From today, the way the UAE businesses conduct their day-to-day operations and the spending habits of residents will see a major shift as the UAE moves away from tax-free nation by levying a five per cent Value-Added Tax (VAT) on goods and services.
With VAT imposed on most of goods and services, some have been exempted and zero-rated, the government is projected to collect Dh12 billion in 2018 from the new tax and Dh20 billion a year later as more and more companies come into the tax fray.
Industry analysts and executives believe that VAT - which is the lowest in the world - will bring transparency and give credibility to UAE corporates. While impact on consumers' spending trends will be very minimal because five per cent VAT will translate into around two per cent in terms of inflation on the consumers as some of it will be absorbed by the companies as well. Analysts believe that this sudden reaction is normal among the residents ahead of the implementation of VAT but people will get used to the new tax regime with the passage of time.

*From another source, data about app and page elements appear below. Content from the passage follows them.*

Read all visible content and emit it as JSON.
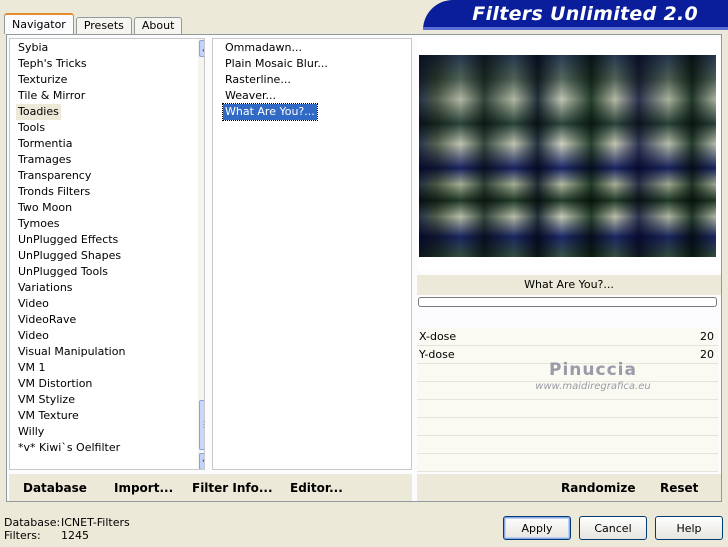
{
  "tabs": [
    "Navigator",
    "Presets",
    "About"
  ],
  "app_title": "Filters Unlimited 2.0",
  "categories": [
    "Sybia",
    "Teph's Tricks",
    "Texturize",
    "Tile & Mirror",
    "Toadies",
    "Tools",
    "Tormentia",
    "Tramages",
    "Transparency",
    "Tronds Filters",
    "Two Moon",
    "Tymoes",
    "UnPlugged Effects",
    "UnPlugged Shapes",
    "UnPlugged Tools",
    "Variations",
    "Video",
    "VideoRave",
    "Video",
    "Visual Manipulation",
    "VM 1",
    "VM Distortion",
    "VM Stylize",
    "VM Texture",
    "Willy",
    "*v* Kiwi`s Oelfilter"
  ],
  "selected_category": "Toadies",
  "filters": [
    "Ommadawn...",
    "Plain Mosaic Blur...",
    "Rasterline...",
    "Weaver...",
    "What Are You?..."
  ],
  "selected_filter": "What Are You?...",
  "filter_title": "What Are You?...",
  "params": [
    {
      "name": "X-dose",
      "value": "20"
    },
    {
      "name": "Y-dose",
      "value": "20"
    }
  ],
  "watermark": {
    "line1": "Pinuccia",
    "line2": "www.maidiregrafica.eu"
  },
  "left_buttons": {
    "database": "Database",
    "import": "Import...",
    "filter_info": "Filter Info...",
    "editor": "Editor..."
  },
  "right_buttons": {
    "randomize": "Randomize",
    "reset": "Reset"
  },
  "status": {
    "database_label": "Database:",
    "database_value": "ICNET-Filters",
    "filters_label": "Filters:",
    "filters_value": "1245"
  },
  "dialog_buttons": {
    "apply": "Apply",
    "cancel": "Cancel",
    "help": "Help"
  }
}
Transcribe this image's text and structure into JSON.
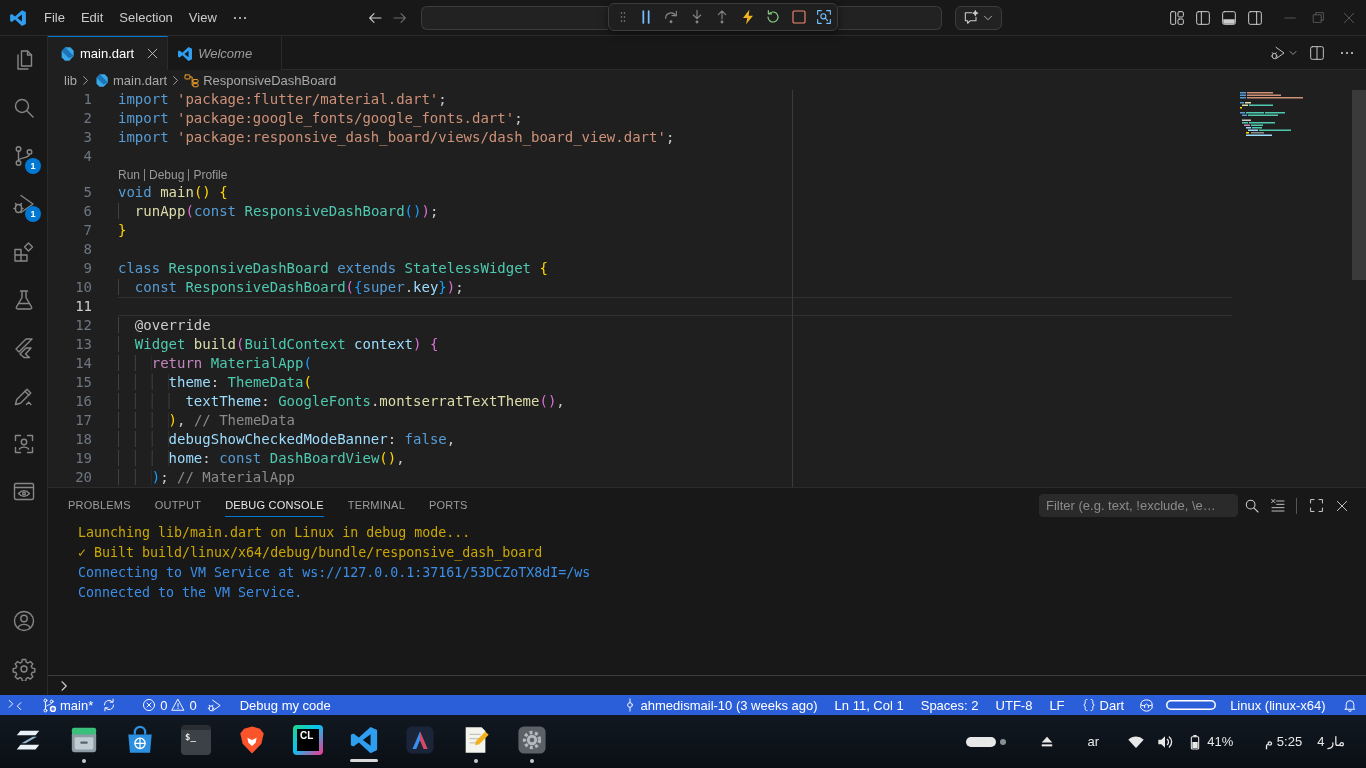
{
  "title_bar": {
    "menu": [
      "File",
      "Edit",
      "Selection",
      "View"
    ],
    "navigation": [
      {
        "kind": "back",
        "disabled": false
      },
      {
        "kind": "forward",
        "disabled": true
      }
    ]
  },
  "debug_toolbar": {
    "actions": [
      {
        "kind": "pause",
        "disabled": false
      },
      {
        "kind": "step-over",
        "disabled": true
      },
      {
        "kind": "step-into",
        "disabled": true
      },
      {
        "kind": "step-out",
        "disabled": true
      },
      {
        "kind": "hot-reload",
        "disabled": false
      },
      {
        "kind": "restart",
        "disabled": false
      },
      {
        "kind": "stop",
        "disabled": false
      },
      {
        "kind": "inspect",
        "disabled": false
      }
    ]
  },
  "activity_bar": {
    "items": [
      {
        "kind": "explorer"
      },
      {
        "kind": "search"
      },
      {
        "kind": "scm",
        "badge": "1"
      },
      {
        "kind": "debug",
        "badge": "1"
      },
      {
        "kind": "extensions"
      },
      {
        "kind": "testing"
      },
      {
        "kind": "flutter"
      },
      {
        "kind": "pen"
      },
      {
        "kind": "scan"
      },
      {
        "kind": "preview"
      }
    ],
    "bottom": [
      {
        "kind": "account"
      },
      {
        "kind": "settings"
      }
    ]
  },
  "tabs": [
    {
      "label": "main.dart",
      "kind": "dart",
      "selected": true,
      "preview": false
    },
    {
      "label": "Welcome",
      "kind": "vscode",
      "selected": false,
      "preview": true
    }
  ],
  "breadcrumb": [
    {
      "label": "lib",
      "kind": "folder"
    },
    {
      "label": "main.dart",
      "kind": "dart"
    },
    {
      "label": "ResponsiveDashBoard",
      "kind": "class"
    }
  ],
  "editor": {
    "lines": [
      {
        "kind": "code",
        "number": "1",
        "current": false,
        "tokens": [
          {
            "text": "import",
            "kind": "keyword"
          },
          {
            "text": " 'package:flutter/material.dart'",
            "kind": "string"
          },
          {
            "text": ";",
            "kind": "plain"
          }
        ]
      },
      {
        "kind": "code",
        "number": "2",
        "current": false,
        "tokens": [
          {
            "text": "import",
            "kind": "keyword"
          },
          {
            "text": " 'package:google_fonts/google_fonts.dart'",
            "kind": "string"
          },
          {
            "text": ";",
            "kind": "plain"
          }
        ]
      },
      {
        "kind": "code",
        "number": "3",
        "current": false,
        "tokens": [
          {
            "text": "import",
            "kind": "keyword"
          },
          {
            "text": " 'package:responsive_dash_board/views/dash_board_view.dart'",
            "kind": "string"
          },
          {
            "text": ";",
            "kind": "plain"
          }
        ]
      },
      {
        "kind": "code",
        "number": "4",
        "current": false
      },
      {
        "kind": "codelens",
        "links": [
          "Run",
          "Debug",
          "Profile"
        ]
      },
      {
        "kind": "code",
        "number": "5",
        "current": false,
        "tokens": [
          {
            "text": "void",
            "kind": "keyword"
          },
          {
            "text": " main",
            "kind": "function"
          },
          {
            "text": "()",
            "kind": "bracket1"
          },
          {
            "text": " {",
            "kind": "bracket1"
          }
        ]
      },
      {
        "kind": "code",
        "number": "6",
        "current": false,
        "tokens": [
          {
            "text": "  runApp",
            "kind": "function"
          },
          {
            "text": "(",
            "kind": "bracket2"
          },
          {
            "text": "const",
            "kind": "keyword"
          },
          {
            "text": " ResponsiveDashBoard",
            "kind": "type"
          },
          {
            "text": "()",
            "kind": "bracket3"
          },
          {
            "text": ")",
            "kind": "bracket2"
          },
          {
            "text": ";",
            "kind": "plain"
          }
        ]
      },
      {
        "kind": "code",
        "number": "7",
        "current": false,
        "tokens": [
          {
            "text": "}",
            "kind": "bracket1"
          }
        ]
      },
      {
        "kind": "code",
        "number": "8",
        "current": false
      },
      {
        "kind": "code",
        "number": "9",
        "current": false,
        "tokens": [
          {
            "text": "class",
            "kind": "keyword"
          },
          {
            "text": " ResponsiveDashBoard",
            "kind": "type"
          },
          {
            "text": " extends",
            "kind": "keyword"
          },
          {
            "text": " StatelessWidget",
            "kind": "type"
          },
          {
            "text": " {",
            "kind": "bracket1"
          }
        ]
      },
      {
        "kind": "code",
        "number": "10",
        "current": false,
        "tokens": [
          {
            "text": "  const",
            "kind": "keyword"
          },
          {
            "text": " ResponsiveDashBoard",
            "kind": "type"
          },
          {
            "text": "(",
            "kind": "bracket2"
          },
          {
            "text": "{",
            "kind": "bracket3"
          },
          {
            "text": "super",
            "kind": "keyword"
          },
          {
            "text": ".",
            "kind": "plain"
          },
          {
            "text": "key",
            "kind": "variable"
          },
          {
            "text": "}",
            "kind": "bracket3"
          },
          {
            "text": ")",
            "kind": "bracket2"
          },
          {
            "text": ";",
            "kind": "plain"
          }
        ]
      },
      {
        "kind": "code",
        "number": "11",
        "current": true
      },
      {
        "kind": "code",
        "number": "12",
        "current": false,
        "tokens": [
          {
            "text": "  @override",
            "kind": "plain"
          }
        ]
      },
      {
        "kind": "code",
        "number": "13",
        "current": false,
        "tokens": [
          {
            "text": "  Widget",
            "kind": "type"
          },
          {
            "text": " build",
            "kind": "function"
          },
          {
            "text": "(",
            "kind": "bracket2"
          },
          {
            "text": "BuildContext",
            "kind": "type"
          },
          {
            "text": " context",
            "kind": "variable"
          },
          {
            "text": ")",
            "kind": "bracket2"
          },
          {
            "text": " {",
            "kind": "bracket2"
          }
        ]
      },
      {
        "kind": "code",
        "number": "14",
        "current": false,
        "tokens": [
          {
            "text": "    return",
            "kind": "control"
          },
          {
            "text": " MaterialApp",
            "kind": "type"
          },
          {
            "text": "(",
            "kind": "bracket3"
          }
        ]
      },
      {
        "kind": "code",
        "number": "15",
        "current": false,
        "tokens": [
          {
            "text": "      theme",
            "kind": "variable"
          },
          {
            "text": ": ",
            "kind": "plain"
          },
          {
            "text": "ThemeData",
            "kind": "type"
          },
          {
            "text": "(",
            "kind": "bracket1"
          }
        ]
      },
      {
        "kind": "code",
        "number": "16",
        "current": false,
        "tokens": [
          {
            "text": "        textTheme",
            "kind": "variable"
          },
          {
            "text": ": ",
            "kind": "plain"
          },
          {
            "text": "GoogleFonts",
            "kind": "type"
          },
          {
            "text": ".",
            "kind": "plain"
          },
          {
            "text": "montserratTextTheme",
            "kind": "function"
          },
          {
            "text": "()",
            "kind": "bracket2"
          },
          {
            "text": ",",
            "kind": "plain"
          }
        ]
      },
      {
        "kind": "code",
        "number": "17",
        "current": false,
        "tokens": [
          {
            "text": "      )",
            "kind": "bracket1"
          },
          {
            "text": ", ",
            "kind": "plain"
          },
          {
            "text": "// ThemeData",
            "kind": "label"
          }
        ]
      },
      {
        "kind": "code",
        "number": "18",
        "current": false,
        "tokens": [
          {
            "text": "      debugShowCheckedModeBanner",
            "kind": "variable"
          },
          {
            "text": ": ",
            "kind": "plain"
          },
          {
            "text": "false",
            "kind": "keyword"
          },
          {
            "text": ",",
            "kind": "plain"
          }
        ]
      },
      {
        "kind": "code",
        "number": "19",
        "current": false,
        "tokens": [
          {
            "text": "      home",
            "kind": "variable"
          },
          {
            "text": ": ",
            "kind": "plain"
          },
          {
            "text": "const",
            "kind": "keyword"
          },
          {
            "text": " DashBoardView",
            "kind": "type"
          },
          {
            "text": "()",
            "kind": "bracket1"
          },
          {
            "text": ",",
            "kind": "plain"
          }
        ]
      },
      {
        "kind": "code",
        "number": "20",
        "current": false,
        "tokens": [
          {
            "text": "    )",
            "kind": "bracket3"
          },
          {
            "text": "; ",
            "kind": "plain"
          },
          {
            "text": "// MaterialApp",
            "kind": "label"
          }
        ]
      }
    ]
  },
  "panel": {
    "tabs": [
      {
        "label": "PROBLEMS",
        "selected": false
      },
      {
        "label": "OUTPUT",
        "selected": false
      },
      {
        "label": "DEBUG CONSOLE",
        "selected": true
      },
      {
        "label": "TERMINAL",
        "selected": false
      },
      {
        "label": "PORTS",
        "selected": false
      }
    ],
    "filter": {
      "placeholder": "Filter (e.g. text, !exclude, \\e…"
    },
    "console": [
      {
        "text": "Launching lib/main.dart on Linux in debug mode...",
        "kind": "output"
      },
      {
        "text": "✓ Built build/linux/x64/debug/bundle/responsive_dash_board",
        "kind": "output"
      },
      {
        "text": "Connecting to VM Service at ws://127.0.0.1:37161/53DCZoTX8dI=/ws",
        "kind": "adapter"
      },
      {
        "text": "Connected to the VM Service.",
        "kind": "adapter"
      }
    ]
  },
  "status_bar": {
    "left": [
      {
        "kind": "remote"
      },
      {
        "kind": "branch",
        "text": "main*"
      },
      {
        "kind": "sync"
      },
      {
        "kind": "problems",
        "errors": "0",
        "warnings": "0"
      },
      {
        "kind": "debug",
        "text": "Debug my code"
      }
    ],
    "right": [
      {
        "kind": "blame",
        "text": "ahmedismail-10 (3 weeks ago)"
      },
      {
        "kind": "text",
        "text": "Ln 11, Col 1"
      },
      {
        "kind": "text",
        "text": "Spaces: 2"
      },
      {
        "kind": "text",
        "text": "UTF-8"
      },
      {
        "kind": "text",
        "text": "LF"
      },
      {
        "kind": "language",
        "text": "Dart"
      },
      {
        "kind": "copilot"
      },
      {
        "kind": "pill"
      },
      {
        "kind": "text",
        "text": "Linux (linux-x64)"
      },
      {
        "kind": "bell"
      }
    ]
  },
  "taskbar": {
    "apps": [
      {
        "kind": "launcher",
        "running": false,
        "selected": false
      },
      {
        "kind": "files",
        "running": true,
        "selected": false
      },
      {
        "kind": "store",
        "running": false,
        "selected": false
      },
      {
        "kind": "terminal",
        "label": "$_",
        "running": false,
        "selected": false
      },
      {
        "kind": "browser",
        "running": false,
        "selected": false
      },
      {
        "kind": "ide",
        "label": "CL",
        "running": false,
        "selected": false
      },
      {
        "kind": "vscode",
        "running": true,
        "selected": true
      },
      {
        "kind": "peak",
        "running": false,
        "selected": false
      },
      {
        "kind": "notes",
        "running": true,
        "selected": false
      },
      {
        "kind": "settings",
        "running": true,
        "selected": false
      }
    ],
    "tray": [
      {
        "kind": "workspaces"
      },
      {
        "kind": "eject"
      },
      {
        "kind": "keyboard",
        "text": "ar"
      },
      {
        "kind": "wifi"
      },
      {
        "kind": "volume"
      },
      {
        "kind": "battery",
        "text": "41%"
      }
    ],
    "clock": {
      "time": "5:25 م",
      "date": "مار 4"
    }
  }
}
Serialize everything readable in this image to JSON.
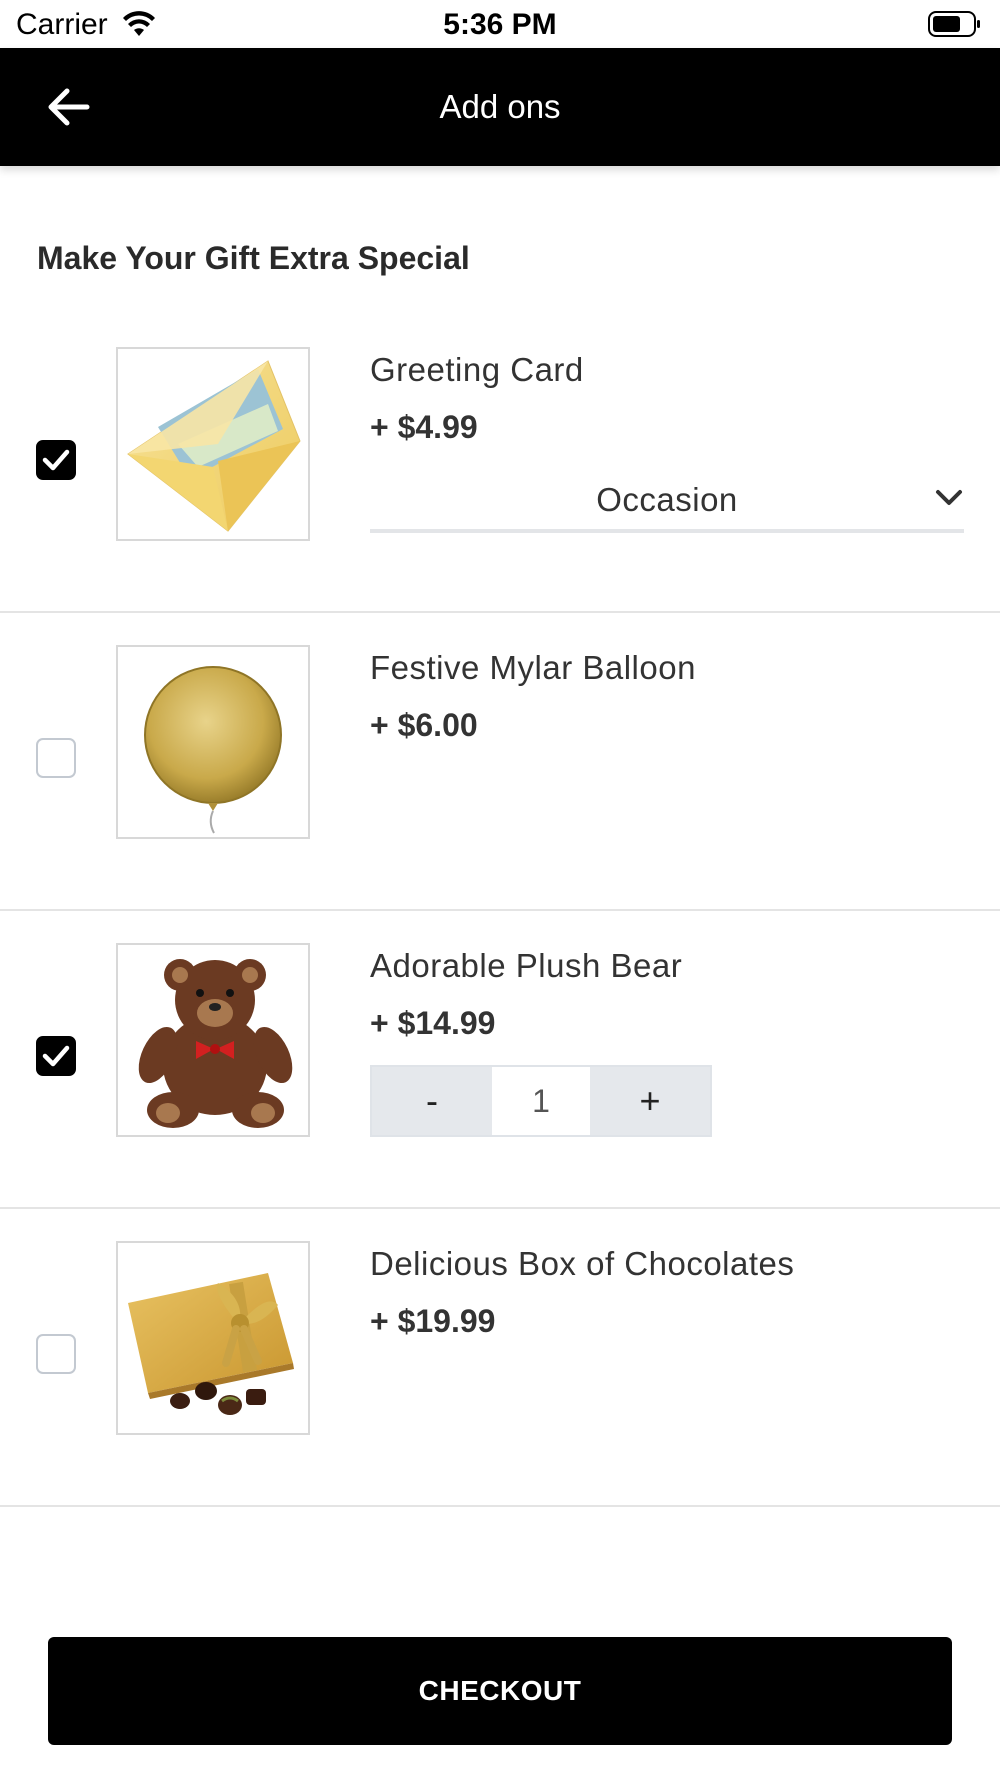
{
  "status_bar": {
    "carrier": "Carrier",
    "time": "5:36 PM"
  },
  "header": {
    "title": "Add ons",
    "back_icon": "arrow-left-icon"
  },
  "section": {
    "heading": "Make Your Gift Extra Special"
  },
  "items": [
    {
      "name": "Greeting Card",
      "price": "+ $4.99",
      "checked": true,
      "image": "greeting-card-envelope",
      "select_label": "Occasion"
    },
    {
      "name": "Festive Mylar Balloon",
      "price": "+ $6.00",
      "checked": false,
      "image": "gold-mylar-balloon"
    },
    {
      "name": "Adorable Plush Bear",
      "price": "+ $14.99",
      "checked": true,
      "image": "plush-teddy-bear",
      "stepper": {
        "minus": "-",
        "quantity": "1",
        "plus": "+"
      }
    },
    {
      "name": "Delicious Box of Chocolates",
      "price": "+ $19.99",
      "checked": false,
      "image": "gold-chocolate-box"
    }
  ],
  "footer": {
    "checkout_label": "CHECKOUT"
  },
  "colors": {
    "header_bg": "#000000",
    "button_bg": "#000000",
    "checkbox_checked": "#000000",
    "divider": "#e4e4e4",
    "stepper_bg": "#e5e8ec"
  }
}
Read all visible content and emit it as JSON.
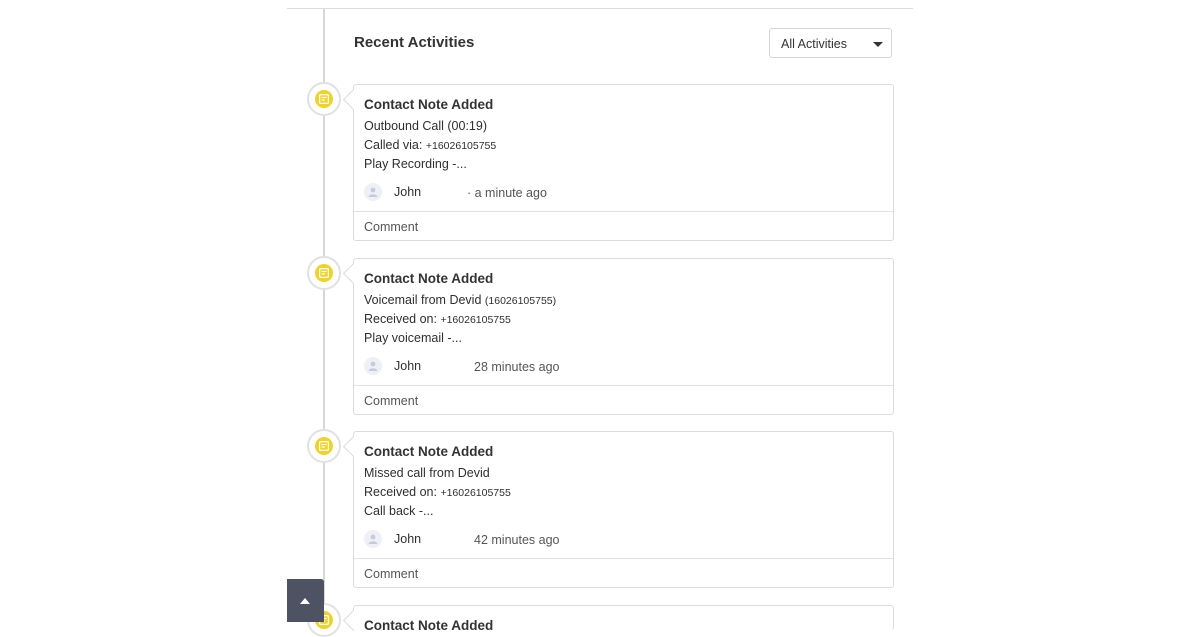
{
  "header": {
    "title": "Recent Activities",
    "filter": {
      "selected": "All Activities"
    }
  },
  "activities": [
    {
      "title": "Contact Note Added",
      "line1": "Outbound Call (00:19)",
      "line2_label": "Called via:",
      "line2_value": "+16026105755",
      "line3": "Play Recording -...",
      "user": "John",
      "time": "· a minute ago",
      "comment_label": "Comment",
      "icon": "note-icon"
    },
    {
      "title": "Contact Note Added",
      "line1": "Voicemail from Devid",
      "line1_extra": "(16026105755)",
      "line2_label": "Received on:",
      "line2_value": "+16026105755",
      "line3": "Play voicemail -...",
      "user": "John",
      "time": "28 minutes ago",
      "comment_label": "Comment",
      "icon": "note-icon"
    },
    {
      "title": "Contact Note Added",
      "line1": "Missed call from Devid",
      "line2_label": "Received on:",
      "line2_value": "+16026105755",
      "line3": "Call back -...",
      "user": "John",
      "time": "42 minutes ago",
      "comment_label": "Comment",
      "icon": "note-icon"
    },
    {
      "title": "Contact Note Added",
      "icon": "note-icon"
    }
  ],
  "colors": {
    "icon_accent": "#f0d32a",
    "scroll_button": "#4d5362"
  }
}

According to economists, it is estimated that inflation will increase in the range of 1.5 per cent to 2.5 per cent due to VAT as some of it will be absorbed by the corporates in the supply-chain mechanism.
"Most of the world has implemented VAT. It will bring in confidence into the UAE's system of accounting and transparency. It will improve credibility of the country and more investors are likely to come in," says GR Mehta, managing director, Kaanee American International Tobacco; and former chairman of The Institute of Chartered Accountants of India (Dubai Chapter).
With around 350,000 companies projected to register for the Tax Registration Number, the UAE's Federal Tax Authority has set Dh375,000 as the threshold to register for TRN. Following the registration deadline of December 4, 2017 for registration, the Federal Tax Authority has been issuing provisional TRN to the companies.
Since five per cent VAT is among the lowest rates in the world, some of the countries have imposed the tax as high as 25 per cent in Denmark, 20 per cent in Morocco and 18 per cent in Tunisia.
Earlier, the UAE levied 50 per cent excise tax on purchase of carbonated and energy drinks and 100 per cent on tobacco products from October 1, 2017.
These levies will reduce the government's dependence on petrodollars and diversify its resources to invest in further develop infrastructure such as public parks, hospitals, roads and transport etc.
Naveen Sharma, chairman, ICAI (Dubai Chapter), believes that VAT will bring in confidence of the outside world into the UAE's system of accounting and transparency.
"If we are using Dubai roads, public parks and infrastructure, I don't think paying 2 or 2.5 per cent more as inflation is bad as we enjoy the best quality lifestyle that we have now," he said, adding that Dh12 billion is a lot which the government will collect from VAT and pump it into the development of infrastructure. This will double the rate of economic growth that has been seen in the past, Sharma said.
According to a report by the Institute of Chartered Accountants in England and Wales (ICAEW) and Oxford Economics, the UAE will record an accelerated growth in 2018 to 3.6 per cent from 1.7 per cent in 2017. The momentum will continue with GDP growing at 3.6 per cent in 2019.
In order to make it easier for the companies to obtain their TRN, the Federal Tax Authority recently announced provisional tax registration numbers to companies and individuals meeting the threshold.